Buttermilk and milk are both rich in Calcium, Magnesium, and Copper. Apart from that, they are more or less equal in minerals. However, an additional feature in the buttermilk is the lactic acid that makes it churn.

Since buttermilk is always comparatively more processed than raw milk, the latter’s vitamin values are always higher. If you’re someone who lives by a low-calorie, low-fat diet, then buttermilk should be your pick.


You may use your buttermilk to give your cakes a deeper color as opposed to milk. But if you want a subtler taste in your baked goodies, then make sure to use milk instead.
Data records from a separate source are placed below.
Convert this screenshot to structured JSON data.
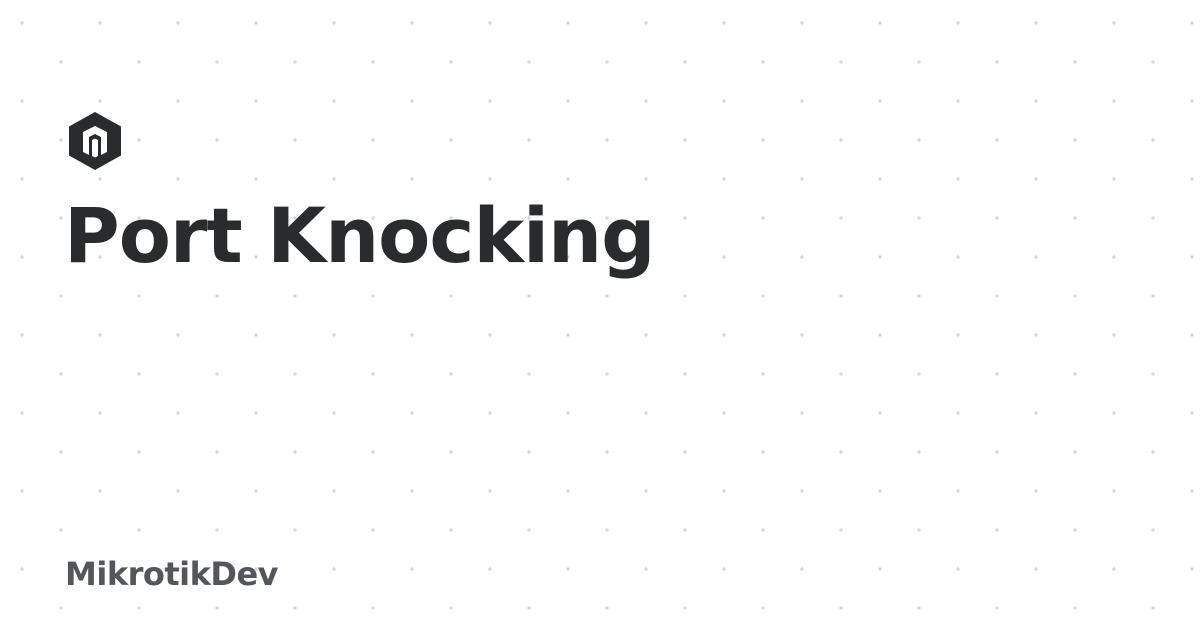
{
  "page": {
    "title": "Port Knocking",
    "brand": "MikrotikDev"
  },
  "logo": {
    "icon": "mikrotik-logo-icon",
    "color": "#2a2b2d"
  },
  "colors": {
    "background": "#ffffff",
    "dots": "#d6d6d6",
    "title": "#2a2b2d",
    "brand": "#55565a"
  }
}
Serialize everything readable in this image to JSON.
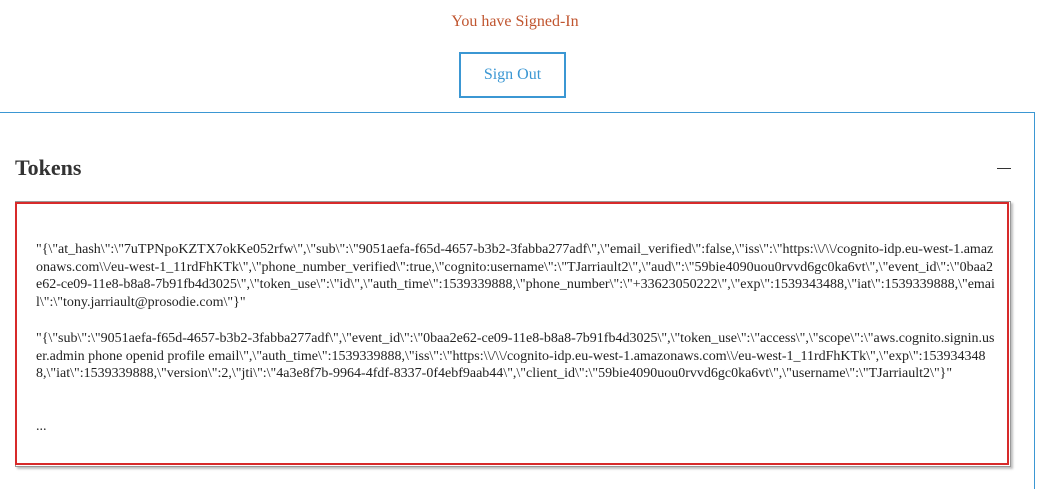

Remember that the crust of milk-made cake is generally thicker. So you can count the two ingredients as separate approaches to different textures.

Buttermilk vs. Milk in Cake

Buttermilk is for recipes such as pound cakes. Any heavy baked body will turn out perfect if the baker uses buttermilk. But if you’re making a regular sponge cake or some cupcakes for home, then our standard milk (whisked) will do the job.


Buttermilk, due to the presence of lactic acid, tastes quite different from milk. If you’ve never tasted the difference, try using skimmed milk as a reference point.

Buttermilk vs. Milk in Cake

You will notice that the buttermilk is much richer in flavor and has low-fat properties. As a result, cakes made out of milk will melt in your mouth faster than those made out of buttermilk. That’s not necessarily a taste-based feature, but it’s a part of the bigger picture that only experienced bakers can relate to.

Reaction to Other Ingredients

This is the only factor where the two finally shows some similarities. They have nearly the same reaction on dry ingredients, which is to moisturize them and make the baking process seamless.

If you want a more delicate texture in your cakes, try going for buttermilk as it whips easy. But if you’re going for the coarse baked delights, then whipped milk should be your pick.

Choose Reasonably, Not Whimsically

As far as value for money is concerned, milk is always the winner. Why? Well, that’s because buttermilk is relatively more expensive. Some buttermilk manufacturers will actually profit twice their production costing, making it quite pricey in some regions. But we can’t deny the flavor boost it brings in cakes!

Use the one that your recipe asks for. Remember that one contender is not better than the other in the battle of buttermilk vs. milk in cake. It’s just a matter of what you’re looking for in a cake.